He is quoted in a Bloomberg article as saying:

“What keeps me up at night most of anything we do at JPMorgan Asset Management is the money-market fund space,” Staley said at a discussion hosted today by Credit Suisse Group AG in Davos, Switzerland. “One of the things that has to come out and get a lot more attention and discussion is how do we take the systemic risk posed by money funds out of the system?”

Last September, the collapse of one of the largest money market funds, the Prime Reserve fund led to a run on money markets that was only stopped when the Fed stepped in with guarantees (what hasn't the Fed guaranteed).  

Now, many are reexaming money  market funds to determine just how much of a problem they pose.  Money market funds are comprised of highly rated short term debt as well as cash to meet any redmpetions and ensure liquidity.  They were considered a very safe investment vehicle.

But with a wave of bankruptcies predicted, even high quality, short term corporate debt may be risky.  As we've learned, the ratings agencies have their own agendas and can't be fully trusted.  So even if they rate a bond highly, it is not necessarily safe.  The sudden collapse of Lehman Bros. led to the fall of the Prime Reserve Fund.

The Group of 30, an independent policy organization whose members include Larry Summers and Treasury Secretary Tim Geithner have proposed either forcing money market funds to either adopt banking industry controls (reserve funds, more regulation) or give up their goal of maintaining a $1 NAV.  In essence, accepting regulation and reserves would make money markets into bank deposits, while not accepting would turn them into bond funds.

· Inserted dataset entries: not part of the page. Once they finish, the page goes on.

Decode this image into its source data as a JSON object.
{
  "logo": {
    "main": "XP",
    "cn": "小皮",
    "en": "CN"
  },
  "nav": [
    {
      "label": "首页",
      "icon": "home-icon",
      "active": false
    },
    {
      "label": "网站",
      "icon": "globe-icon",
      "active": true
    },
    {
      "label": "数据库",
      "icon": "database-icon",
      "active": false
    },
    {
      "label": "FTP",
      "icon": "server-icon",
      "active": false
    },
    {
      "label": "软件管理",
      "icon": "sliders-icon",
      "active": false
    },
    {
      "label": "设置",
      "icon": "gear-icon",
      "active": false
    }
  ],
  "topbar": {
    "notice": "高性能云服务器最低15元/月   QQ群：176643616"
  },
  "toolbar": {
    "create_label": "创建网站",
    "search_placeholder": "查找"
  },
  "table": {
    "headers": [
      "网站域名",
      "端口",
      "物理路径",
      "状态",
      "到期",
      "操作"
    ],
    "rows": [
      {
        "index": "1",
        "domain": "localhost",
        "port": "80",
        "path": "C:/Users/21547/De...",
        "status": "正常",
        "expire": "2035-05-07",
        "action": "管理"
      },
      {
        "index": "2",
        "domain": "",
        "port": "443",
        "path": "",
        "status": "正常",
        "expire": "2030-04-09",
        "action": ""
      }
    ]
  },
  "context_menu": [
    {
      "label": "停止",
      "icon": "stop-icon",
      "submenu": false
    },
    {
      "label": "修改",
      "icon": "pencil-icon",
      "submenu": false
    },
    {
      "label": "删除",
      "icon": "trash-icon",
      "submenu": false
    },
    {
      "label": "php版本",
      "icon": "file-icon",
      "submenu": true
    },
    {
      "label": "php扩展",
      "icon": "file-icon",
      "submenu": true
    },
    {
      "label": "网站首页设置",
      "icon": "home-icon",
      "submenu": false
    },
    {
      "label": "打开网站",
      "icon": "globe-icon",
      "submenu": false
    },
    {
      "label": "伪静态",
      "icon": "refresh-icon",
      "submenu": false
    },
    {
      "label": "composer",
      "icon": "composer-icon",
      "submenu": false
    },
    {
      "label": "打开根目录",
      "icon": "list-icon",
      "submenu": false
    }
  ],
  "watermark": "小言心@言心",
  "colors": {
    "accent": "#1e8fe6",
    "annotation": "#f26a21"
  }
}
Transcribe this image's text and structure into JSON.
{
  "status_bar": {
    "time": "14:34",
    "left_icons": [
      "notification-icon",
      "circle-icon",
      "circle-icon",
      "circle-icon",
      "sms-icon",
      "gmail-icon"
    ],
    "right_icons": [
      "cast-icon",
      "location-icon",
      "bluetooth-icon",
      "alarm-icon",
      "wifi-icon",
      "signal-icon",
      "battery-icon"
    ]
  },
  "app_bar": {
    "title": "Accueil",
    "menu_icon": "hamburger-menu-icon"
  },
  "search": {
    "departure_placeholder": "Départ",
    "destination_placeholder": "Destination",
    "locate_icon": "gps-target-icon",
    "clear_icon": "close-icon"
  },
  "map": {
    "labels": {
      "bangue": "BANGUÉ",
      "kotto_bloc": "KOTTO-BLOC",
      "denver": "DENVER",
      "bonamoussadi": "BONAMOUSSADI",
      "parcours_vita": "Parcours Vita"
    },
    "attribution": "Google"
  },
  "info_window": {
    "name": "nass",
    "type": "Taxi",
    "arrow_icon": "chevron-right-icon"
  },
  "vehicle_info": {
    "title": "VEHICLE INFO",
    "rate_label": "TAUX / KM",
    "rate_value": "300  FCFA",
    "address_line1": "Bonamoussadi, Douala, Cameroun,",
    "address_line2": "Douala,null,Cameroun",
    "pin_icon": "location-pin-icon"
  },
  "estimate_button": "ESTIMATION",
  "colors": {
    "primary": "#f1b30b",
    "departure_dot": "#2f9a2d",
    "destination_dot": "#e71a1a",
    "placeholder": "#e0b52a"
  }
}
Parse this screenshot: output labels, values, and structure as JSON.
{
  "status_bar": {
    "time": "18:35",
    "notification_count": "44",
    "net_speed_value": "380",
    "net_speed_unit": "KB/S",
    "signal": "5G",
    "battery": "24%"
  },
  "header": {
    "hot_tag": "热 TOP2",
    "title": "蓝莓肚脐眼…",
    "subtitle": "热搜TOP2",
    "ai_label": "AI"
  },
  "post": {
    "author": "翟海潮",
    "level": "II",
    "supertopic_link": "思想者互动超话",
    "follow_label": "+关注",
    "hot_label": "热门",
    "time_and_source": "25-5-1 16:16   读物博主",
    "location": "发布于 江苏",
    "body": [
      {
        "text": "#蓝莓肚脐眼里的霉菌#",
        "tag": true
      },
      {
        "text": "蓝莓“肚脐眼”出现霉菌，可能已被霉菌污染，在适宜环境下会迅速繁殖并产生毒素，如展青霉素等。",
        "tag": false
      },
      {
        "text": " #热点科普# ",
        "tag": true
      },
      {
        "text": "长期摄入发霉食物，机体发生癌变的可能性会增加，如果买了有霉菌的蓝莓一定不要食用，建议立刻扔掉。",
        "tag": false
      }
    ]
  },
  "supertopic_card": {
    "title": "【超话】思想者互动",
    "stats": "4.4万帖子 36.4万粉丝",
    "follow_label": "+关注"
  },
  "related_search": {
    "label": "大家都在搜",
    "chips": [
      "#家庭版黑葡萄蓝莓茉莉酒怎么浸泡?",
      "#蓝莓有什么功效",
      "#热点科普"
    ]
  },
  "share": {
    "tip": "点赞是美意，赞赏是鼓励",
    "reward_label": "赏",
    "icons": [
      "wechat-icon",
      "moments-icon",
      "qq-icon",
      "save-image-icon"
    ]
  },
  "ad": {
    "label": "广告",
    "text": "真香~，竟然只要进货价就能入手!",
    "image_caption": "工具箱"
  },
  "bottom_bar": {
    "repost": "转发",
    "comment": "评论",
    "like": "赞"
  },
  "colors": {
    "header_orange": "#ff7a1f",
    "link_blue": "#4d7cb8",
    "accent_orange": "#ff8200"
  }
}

What does this mean for the average investor?  Be cautious and investigate your money market holding.  If you have free cash from your brokerage account invested in a money market fund you may want to take another look and feel comfortable with what the funds are invested.  Money market fund yields continue to fall, making them a relatively poor investment compared to FDIC money market and savings rates.  And unlike FDIC insured bank accounts, your money markets can lose value.